#### [Work request]
Output only the entries, exactly as given, without the pictures.

#### [Data for analysis]
◆ ◆ ◆ ◆ ◆

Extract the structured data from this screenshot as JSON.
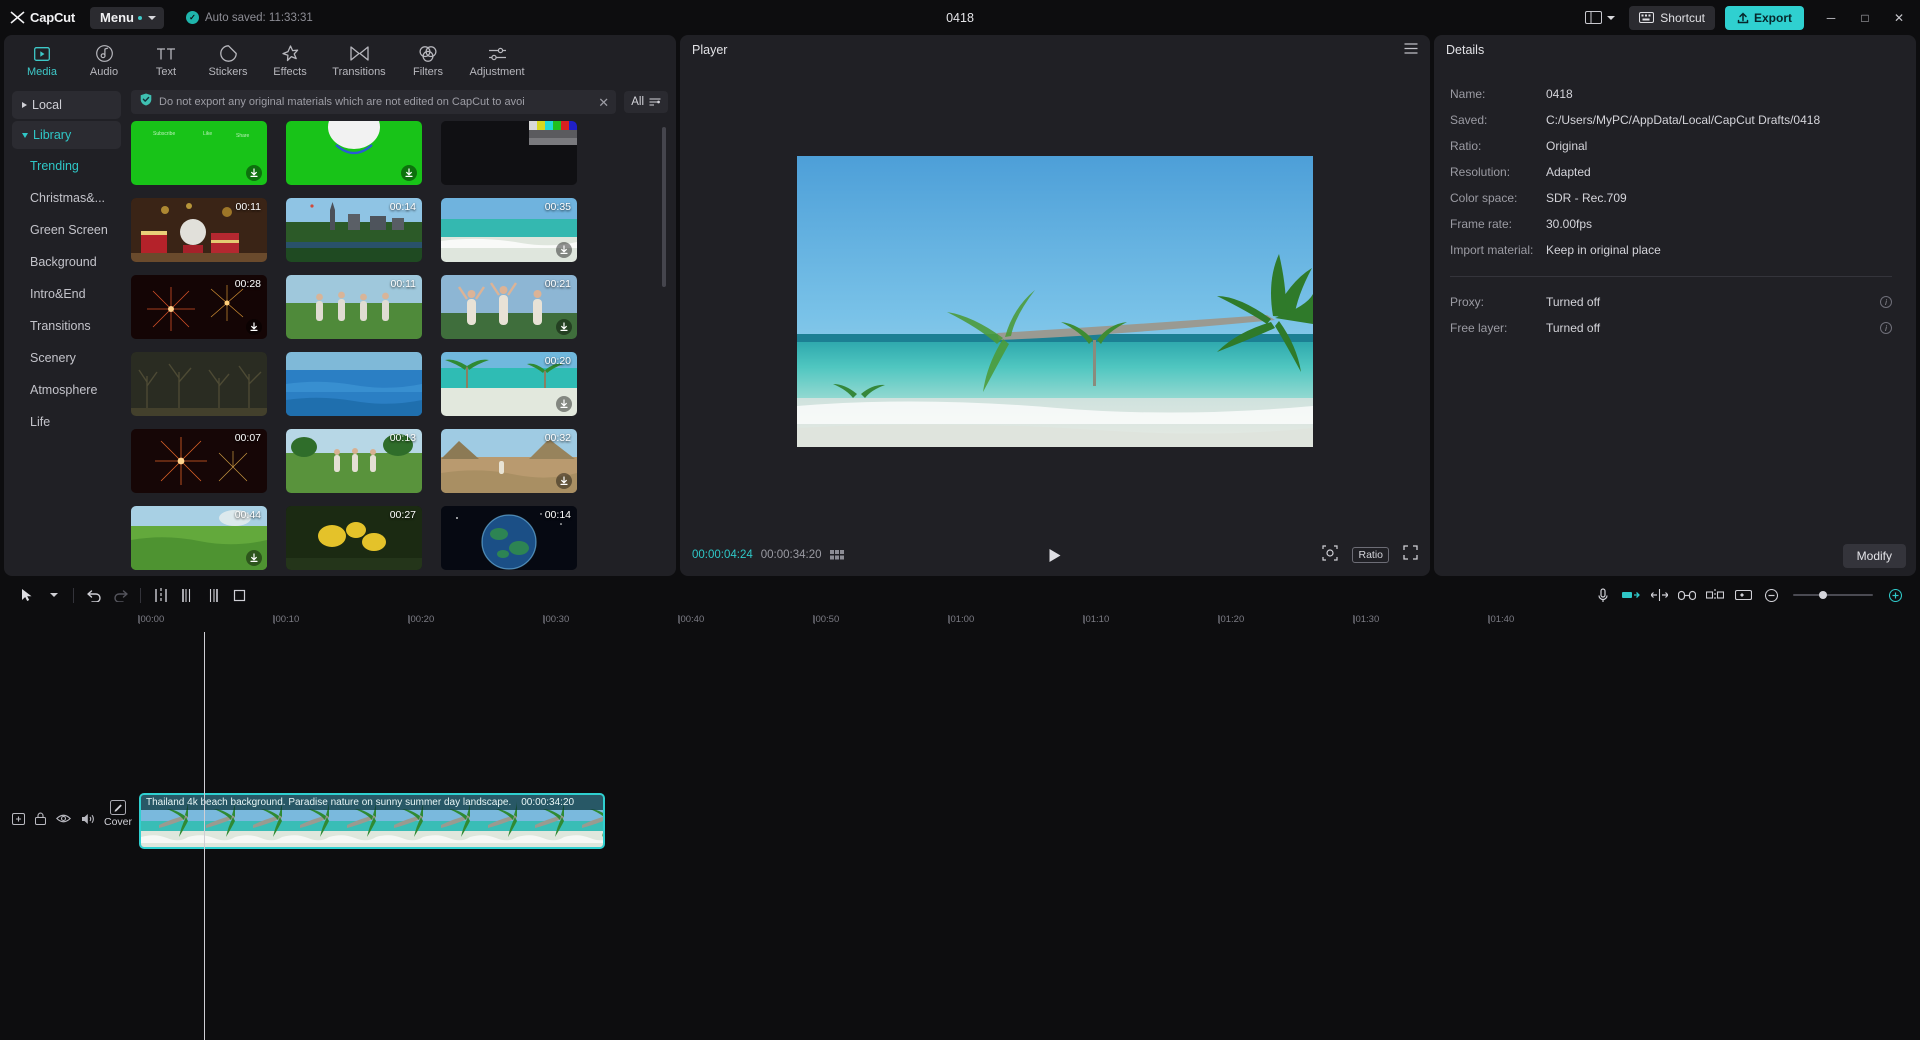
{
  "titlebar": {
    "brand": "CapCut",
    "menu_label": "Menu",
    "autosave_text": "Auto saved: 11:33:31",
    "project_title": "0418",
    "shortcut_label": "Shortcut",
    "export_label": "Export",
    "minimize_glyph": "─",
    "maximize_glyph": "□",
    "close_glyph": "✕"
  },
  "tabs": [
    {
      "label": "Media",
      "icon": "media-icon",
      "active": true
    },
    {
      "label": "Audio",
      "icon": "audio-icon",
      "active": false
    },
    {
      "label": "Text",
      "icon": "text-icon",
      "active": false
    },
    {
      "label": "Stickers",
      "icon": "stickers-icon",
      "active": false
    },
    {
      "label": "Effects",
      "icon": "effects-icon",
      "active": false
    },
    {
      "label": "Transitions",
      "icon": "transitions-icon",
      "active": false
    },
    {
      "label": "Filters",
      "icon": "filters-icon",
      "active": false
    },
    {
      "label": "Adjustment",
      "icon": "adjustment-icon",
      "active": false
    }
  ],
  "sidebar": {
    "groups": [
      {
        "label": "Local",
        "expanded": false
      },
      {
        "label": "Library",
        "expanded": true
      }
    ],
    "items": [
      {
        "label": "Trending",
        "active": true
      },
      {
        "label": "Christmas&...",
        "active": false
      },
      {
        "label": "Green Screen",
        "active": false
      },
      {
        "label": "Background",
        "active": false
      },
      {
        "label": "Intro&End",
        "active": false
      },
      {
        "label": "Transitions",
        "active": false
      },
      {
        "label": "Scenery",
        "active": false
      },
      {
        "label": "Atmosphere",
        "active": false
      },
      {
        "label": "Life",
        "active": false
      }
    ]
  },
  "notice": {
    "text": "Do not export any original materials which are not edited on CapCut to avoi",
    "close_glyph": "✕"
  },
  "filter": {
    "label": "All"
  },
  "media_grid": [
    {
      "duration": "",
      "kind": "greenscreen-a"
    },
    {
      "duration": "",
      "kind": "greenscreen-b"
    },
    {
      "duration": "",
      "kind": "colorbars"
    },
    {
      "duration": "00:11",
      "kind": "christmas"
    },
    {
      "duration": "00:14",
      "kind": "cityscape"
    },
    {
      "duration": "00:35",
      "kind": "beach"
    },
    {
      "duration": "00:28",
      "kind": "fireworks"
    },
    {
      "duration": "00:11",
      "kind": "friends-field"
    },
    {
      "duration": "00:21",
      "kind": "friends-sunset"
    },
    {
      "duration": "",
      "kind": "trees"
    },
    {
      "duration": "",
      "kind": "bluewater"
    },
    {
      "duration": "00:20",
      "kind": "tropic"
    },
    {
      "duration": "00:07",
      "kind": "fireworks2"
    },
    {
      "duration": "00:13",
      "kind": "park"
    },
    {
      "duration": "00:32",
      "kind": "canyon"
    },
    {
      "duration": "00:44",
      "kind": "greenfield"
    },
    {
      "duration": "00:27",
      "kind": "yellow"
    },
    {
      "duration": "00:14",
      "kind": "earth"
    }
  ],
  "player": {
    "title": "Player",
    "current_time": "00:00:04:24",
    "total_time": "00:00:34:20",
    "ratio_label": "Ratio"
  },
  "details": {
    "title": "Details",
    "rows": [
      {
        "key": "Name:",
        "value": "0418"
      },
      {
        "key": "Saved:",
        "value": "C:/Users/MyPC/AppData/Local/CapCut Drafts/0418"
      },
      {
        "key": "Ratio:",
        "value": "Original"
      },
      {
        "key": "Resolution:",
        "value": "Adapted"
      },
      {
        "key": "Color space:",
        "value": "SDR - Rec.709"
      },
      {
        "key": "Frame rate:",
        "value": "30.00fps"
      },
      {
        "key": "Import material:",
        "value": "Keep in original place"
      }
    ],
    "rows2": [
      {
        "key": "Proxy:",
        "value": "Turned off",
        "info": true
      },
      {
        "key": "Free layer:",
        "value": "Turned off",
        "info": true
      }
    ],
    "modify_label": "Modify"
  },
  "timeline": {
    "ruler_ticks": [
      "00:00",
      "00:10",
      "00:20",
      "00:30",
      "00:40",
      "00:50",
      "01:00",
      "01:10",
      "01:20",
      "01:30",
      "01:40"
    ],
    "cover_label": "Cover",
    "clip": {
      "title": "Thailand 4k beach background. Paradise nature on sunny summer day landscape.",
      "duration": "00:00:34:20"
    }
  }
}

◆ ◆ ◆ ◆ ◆

#### [Expected answer]
Extract the structured data from this screenshot as JSON.
{
  "titlebar": {
    "brand": "CapCut",
    "menu_label": "Menu",
    "autosave_text": "Auto saved: 11:33:31",
    "project_title": "0418",
    "shortcut_label": "Shortcut",
    "export_label": "Export",
    "minimize_glyph": "─",
    "maximize_glyph": "□",
    "close_glyph": "✕"
  },
  "tabs": [
    {
      "label": "Media",
      "icon": "media-icon",
      "active": true
    },
    {
      "label": "Audio",
      "icon": "audio-icon",
      "active": false
    },
    {
      "label": "Text",
      "icon": "text-icon",
      "active": false
    },
    {
      "label": "Stickers",
      "icon": "stickers-icon",
      "active": false
    },
    {
      "label": "Effects",
      "icon": "effects-icon",
      "active": false
    },
    {
      "label": "Transitions",
      "icon": "transitions-icon",
      "active": false
    },
    {
      "label": "Filters",
      "icon": "filters-icon",
      "active": false
    },
    {
      "label": "Adjustment",
      "icon": "adjustment-icon",
      "active": false
    }
  ],
  "sidebar": {
    "groups": [
      {
        "label": "Local",
        "expanded": false
      },
      {
        "label": "Library",
        "expanded": true
      }
    ],
    "items": [
      {
        "label": "Trending",
        "active": true
      },
      {
        "label": "Christmas&...",
        "active": false
      },
      {
        "label": "Green Screen",
        "active": false
      },
      {
        "label": "Background",
        "active": false
      },
      {
        "label": "Intro&End",
        "active": false
      },
      {
        "label": "Transitions",
        "active": false
      },
      {
        "label": "Scenery",
        "active": false
      },
      {
        "label": "Atmosphere",
        "active": false
      },
      {
        "label": "Life",
        "active": false
      }
    ]
  },
  "notice": {
    "text": "Do not export any original materials which are not edited on CapCut to avoi",
    "close_glyph": "✕"
  },
  "filter": {
    "label": "All"
  },
  "media_grid": [
    {
      "duration": "",
      "kind": "greenscreen-a"
    },
    {
      "duration": "",
      "kind": "greenscreen-b"
    },
    {
      "duration": "",
      "kind": "colorbars"
    },
    {
      "duration": "00:11",
      "kind": "christmas"
    },
    {
      "duration": "00:14",
      "kind": "cityscape"
    },
    {
      "duration": "00:35",
      "kind": "beach"
    },
    {
      "duration": "00:28",
      "kind": "fireworks"
    },
    {
      "duration": "00:11",
      "kind": "friends-field"
    },
    {
      "duration": "00:21",
      "kind": "friends-sunset"
    },
    {
      "duration": "",
      "kind": "trees"
    },
    {
      "duration": "",
      "kind": "bluewater"
    },
    {
      "duration": "00:20",
      "kind": "tropic"
    },
    {
      "duration": "00:07",
      "kind": "fireworks2"
    },
    {
      "duration": "00:13",
      "kind": "park"
    },
    {
      "duration": "00:32",
      "kind": "canyon"
    },
    {
      "duration": "00:44",
      "kind": "greenfield"
    },
    {
      "duration": "00:27",
      "kind": "yellow"
    },
    {
      "duration": "00:14",
      "kind": "earth"
    }
  ],
  "player": {
    "title": "Player",
    "current_time": "00:00:04:24",
    "total_time": "00:00:34:20",
    "ratio_label": "Ratio"
  },
  "details": {
    "title": "Details",
    "rows": [
      {
        "key": "Name:",
        "value": "0418"
      },
      {
        "key": "Saved:",
        "value": "C:/Users/MyPC/AppData/Local/CapCut Drafts/0418"
      },
      {
        "key": "Ratio:",
        "value": "Original"
      },
      {
        "key": "Resolution:",
        "value": "Adapted"
      },
      {
        "key": "Color space:",
        "value": "SDR - Rec.709"
      },
      {
        "key": "Frame rate:",
        "value": "30.00fps"
      },
      {
        "key": "Import material:",
        "value": "Keep in original place"
      }
    ],
    "rows2": [
      {
        "key": "Proxy:",
        "value": "Turned off",
        "info": true
      },
      {
        "key": "Free layer:",
        "value": "Turned off",
        "info": true
      }
    ],
    "modify_label": "Modify"
  },
  "timeline": {
    "ruler_ticks": [
      "00:00",
      "00:10",
      "00:20",
      "00:30",
      "00:40",
      "00:50",
      "01:00",
      "01:10",
      "01:20",
      "01:30",
      "01:40"
    ],
    "cover_label": "Cover",
    "clip": {
      "title": "Thailand 4k beach background. Paradise nature on sunny summer day landscape.",
      "duration": "00:00:34:20"
    }
  }
}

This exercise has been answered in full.